The domestic violence gravy train

The domestic violence gravy train. By Bettina Arndt.

Twice during her brief visit, her daughter-in-law called the police alleging domestic violence over trivial arguments with her husband. On one occasion she decided she wanted beef for dinner and demanded her husband provide it. Vimala explains: ‘Her fridge was stacked with chicken, fish, and lamb but she decided she needed the beef straight away, and threatened to call the police if my son didn’t give in.’

The young woman had a standard response anytime her husband asked her to do something which displeased her: ‘I know all the services and who to call if you tell me to do something I don’t like.’ …

The Australian bureaucracy is more pro-female than you thought:

Most people have no idea of the extent that domestic violence benefits have mushroomed over the last few decades. The industry has set up an immense system of special services costing our community billions of dollars which no one dares question.

That’s because, like all such schemes, this huge juggernaut is based on a kernel of truth, a very genuine need that everyone would support. Who’d quarrel with providing proper support for a frightened woman escaping a dangerous man?

Our federal government spent 3 billion over the past decade on the safety plan to protect ‘women and their children’, with untold billions added from all the fundraising by community groups, private companies, and organisations across the country. People rightly dig deep for this important cause.

But the fortunate truth is only tiny numbers of women in this country are actually in peril. Official statistics from the Australian Bureau of Statistics Personal Safety Survey show that just over 1 per cent of women have been physically assaulted by their partners in the past year. Yet this critical fact is inevitably swamped by statistics which include emotional, psychological, financial abuse, and threats of violence for women over their lifetimes, to give a truly frightening impression of widespread risk for women.

The vast majority of these women are not in a dangerous situation. The public doesn’t realise they are forking out mainly to help women who are very rarely under threat. They may have unpleasant partners who are reluctant to pay their credit card bills, but there’s just no logic for the billions being spent to ‘keep them safe’.

Yet we have created this moral hazard, inviting all these women to think of themselves as victims and hence eligible for the services now on offer. The result is on display in the inflated figures from police reports, blown out by numerous domestic violence allegations which serve to gain strategic advantage in family law battles. Many women are encouraged to make such allegations by lawyers or friends telling them they are genuine victims and deserve special treatment in the family court system.

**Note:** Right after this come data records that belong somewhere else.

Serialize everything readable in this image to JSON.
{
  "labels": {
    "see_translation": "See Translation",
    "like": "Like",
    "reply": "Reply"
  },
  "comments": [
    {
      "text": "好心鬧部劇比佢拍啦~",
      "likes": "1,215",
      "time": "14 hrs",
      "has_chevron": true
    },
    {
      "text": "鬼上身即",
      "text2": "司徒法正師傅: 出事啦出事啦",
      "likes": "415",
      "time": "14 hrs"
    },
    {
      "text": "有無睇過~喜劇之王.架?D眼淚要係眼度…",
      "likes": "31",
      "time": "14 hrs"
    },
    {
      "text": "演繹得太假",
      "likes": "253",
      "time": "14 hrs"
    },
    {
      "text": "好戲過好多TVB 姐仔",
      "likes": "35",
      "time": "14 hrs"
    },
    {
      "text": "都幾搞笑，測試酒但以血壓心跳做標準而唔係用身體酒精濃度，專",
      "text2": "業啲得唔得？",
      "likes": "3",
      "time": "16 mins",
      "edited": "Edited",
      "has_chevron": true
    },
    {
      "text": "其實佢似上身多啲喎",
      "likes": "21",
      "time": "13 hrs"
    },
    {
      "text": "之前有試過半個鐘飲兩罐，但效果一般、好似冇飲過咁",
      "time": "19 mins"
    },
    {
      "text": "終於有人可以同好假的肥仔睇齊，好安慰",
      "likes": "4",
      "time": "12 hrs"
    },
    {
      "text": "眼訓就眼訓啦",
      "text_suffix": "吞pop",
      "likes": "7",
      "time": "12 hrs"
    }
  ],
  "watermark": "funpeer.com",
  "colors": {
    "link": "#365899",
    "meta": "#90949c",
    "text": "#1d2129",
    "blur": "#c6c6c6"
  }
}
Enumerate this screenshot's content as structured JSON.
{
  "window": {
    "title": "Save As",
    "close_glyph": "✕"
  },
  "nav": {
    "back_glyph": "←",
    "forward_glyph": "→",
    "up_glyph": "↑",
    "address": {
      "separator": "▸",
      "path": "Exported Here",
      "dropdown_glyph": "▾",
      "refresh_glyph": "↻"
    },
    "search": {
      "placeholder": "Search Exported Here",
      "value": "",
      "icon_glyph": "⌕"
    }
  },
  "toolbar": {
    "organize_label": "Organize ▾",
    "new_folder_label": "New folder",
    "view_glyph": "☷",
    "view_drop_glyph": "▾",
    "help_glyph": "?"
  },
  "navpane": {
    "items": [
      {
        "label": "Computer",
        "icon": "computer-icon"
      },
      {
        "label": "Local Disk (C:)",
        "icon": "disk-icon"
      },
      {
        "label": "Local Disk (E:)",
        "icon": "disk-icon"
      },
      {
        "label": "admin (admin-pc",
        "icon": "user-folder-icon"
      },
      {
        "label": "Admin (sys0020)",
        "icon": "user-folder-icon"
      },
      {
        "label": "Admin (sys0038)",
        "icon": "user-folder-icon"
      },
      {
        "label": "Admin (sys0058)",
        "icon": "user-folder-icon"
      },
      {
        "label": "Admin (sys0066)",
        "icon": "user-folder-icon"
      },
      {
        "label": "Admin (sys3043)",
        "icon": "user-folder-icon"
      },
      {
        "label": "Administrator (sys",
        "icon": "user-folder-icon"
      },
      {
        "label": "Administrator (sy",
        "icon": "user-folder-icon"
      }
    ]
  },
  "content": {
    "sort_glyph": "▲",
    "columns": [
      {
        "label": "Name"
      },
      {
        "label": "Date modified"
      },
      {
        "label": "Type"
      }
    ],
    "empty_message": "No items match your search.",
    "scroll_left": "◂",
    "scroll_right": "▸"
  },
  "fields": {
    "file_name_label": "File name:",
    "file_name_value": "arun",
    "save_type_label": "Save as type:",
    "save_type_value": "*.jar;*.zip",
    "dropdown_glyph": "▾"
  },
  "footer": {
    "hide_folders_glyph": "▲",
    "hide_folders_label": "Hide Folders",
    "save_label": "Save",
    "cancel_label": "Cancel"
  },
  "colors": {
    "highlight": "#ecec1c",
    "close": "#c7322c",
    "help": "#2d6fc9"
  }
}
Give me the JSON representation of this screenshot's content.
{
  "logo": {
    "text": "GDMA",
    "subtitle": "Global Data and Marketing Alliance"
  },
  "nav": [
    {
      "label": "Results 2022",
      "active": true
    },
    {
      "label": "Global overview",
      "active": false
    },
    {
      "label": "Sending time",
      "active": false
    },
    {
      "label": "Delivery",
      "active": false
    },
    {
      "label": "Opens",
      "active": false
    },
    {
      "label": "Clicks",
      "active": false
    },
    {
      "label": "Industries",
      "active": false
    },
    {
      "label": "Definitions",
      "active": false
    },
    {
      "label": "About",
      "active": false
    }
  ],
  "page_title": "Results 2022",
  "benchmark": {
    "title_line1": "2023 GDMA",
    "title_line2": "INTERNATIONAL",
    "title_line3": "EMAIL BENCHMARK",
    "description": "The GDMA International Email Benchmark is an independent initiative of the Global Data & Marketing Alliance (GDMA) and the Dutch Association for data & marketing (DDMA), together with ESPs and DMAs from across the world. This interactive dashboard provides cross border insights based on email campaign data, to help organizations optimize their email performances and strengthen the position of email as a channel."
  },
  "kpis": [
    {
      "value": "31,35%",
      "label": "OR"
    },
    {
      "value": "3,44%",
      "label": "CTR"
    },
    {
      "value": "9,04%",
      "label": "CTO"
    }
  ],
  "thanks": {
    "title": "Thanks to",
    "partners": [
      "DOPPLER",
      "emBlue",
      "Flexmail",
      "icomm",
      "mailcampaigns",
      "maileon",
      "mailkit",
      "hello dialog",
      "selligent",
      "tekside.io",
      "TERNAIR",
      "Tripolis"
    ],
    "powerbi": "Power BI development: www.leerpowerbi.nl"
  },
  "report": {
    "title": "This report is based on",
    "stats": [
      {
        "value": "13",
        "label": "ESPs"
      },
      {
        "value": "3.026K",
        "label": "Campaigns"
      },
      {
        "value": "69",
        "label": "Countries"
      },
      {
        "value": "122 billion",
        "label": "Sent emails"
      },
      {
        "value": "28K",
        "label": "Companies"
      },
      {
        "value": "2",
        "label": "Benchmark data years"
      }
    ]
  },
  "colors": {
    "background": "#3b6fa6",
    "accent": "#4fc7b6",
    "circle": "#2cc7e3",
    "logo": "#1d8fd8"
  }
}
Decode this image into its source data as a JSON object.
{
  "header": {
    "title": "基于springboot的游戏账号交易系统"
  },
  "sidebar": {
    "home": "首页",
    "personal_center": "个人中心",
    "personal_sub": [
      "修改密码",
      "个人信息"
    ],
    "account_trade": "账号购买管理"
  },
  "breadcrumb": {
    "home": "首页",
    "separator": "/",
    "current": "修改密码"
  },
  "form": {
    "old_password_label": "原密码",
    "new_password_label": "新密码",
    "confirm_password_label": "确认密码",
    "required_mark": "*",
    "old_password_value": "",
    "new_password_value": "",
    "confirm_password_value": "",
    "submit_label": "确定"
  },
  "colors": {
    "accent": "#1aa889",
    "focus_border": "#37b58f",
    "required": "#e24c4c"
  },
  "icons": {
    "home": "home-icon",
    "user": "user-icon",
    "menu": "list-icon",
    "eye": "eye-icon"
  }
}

No evidence of physical violence is required to make such an allegation. Any experience of emotional abuse or an alleged fear of violence is enough to set the ball rolling, with the ‘victim’ eligible for the truckload of financial payouts, cheap services, and support. …

Government benefits on order:

Take a look at these government special benefits which are usually available only to female victims. These payouts simply require asking someone to support the victim’s story – like a local DV centre, doctor, or police report – systems set up to automatically believe the woman and treat men as potential perpetrators. …

  • There’s the $5k Escaping Violence Payment funded by the federal government
  • This can be topped up by victims of crime payments – like the $5k offered in NSW plus up to $30k to cover losses.
  • The Commonwealth chips in with a 4-week Crisis Payment for those claiming severe financial crisis due to DV – calculated using complex pension-related formula.
  • There’s crisis accommodation across the country, even putting victims into motels.
  • Victims are given help with rent, and priority for social housing.
    Staying Home Leaving Violence programs turf hubby out so women can stay at home, helpfully changing locks to keep the villain well away.
  • Meanwhile, male victims have nowhere to go — there’s not a single government-funded centre offering refuge to men. Boys 14 and older are not welcome in women’s refuges which take in their mums and siblings. Yet, while vulnerable males are ignored, women can have pets taken care of by the RSPCA. …

That whole list of perks palls into insignificance compared to the advantages of domestic violence victim status in family law battles. An unproven allegation of domestic violence sets women up on a path that allows for smooth sailing throughout family law proceedings, creating enormous, costly obstacles for their partners which often end up destroying the father’s relationships with his children and robbing him of much of his life’s earnings.

Yet over a quarter of domestic violence is by females against males, and the relationships with the highest incidence of domestic violence are lesbian.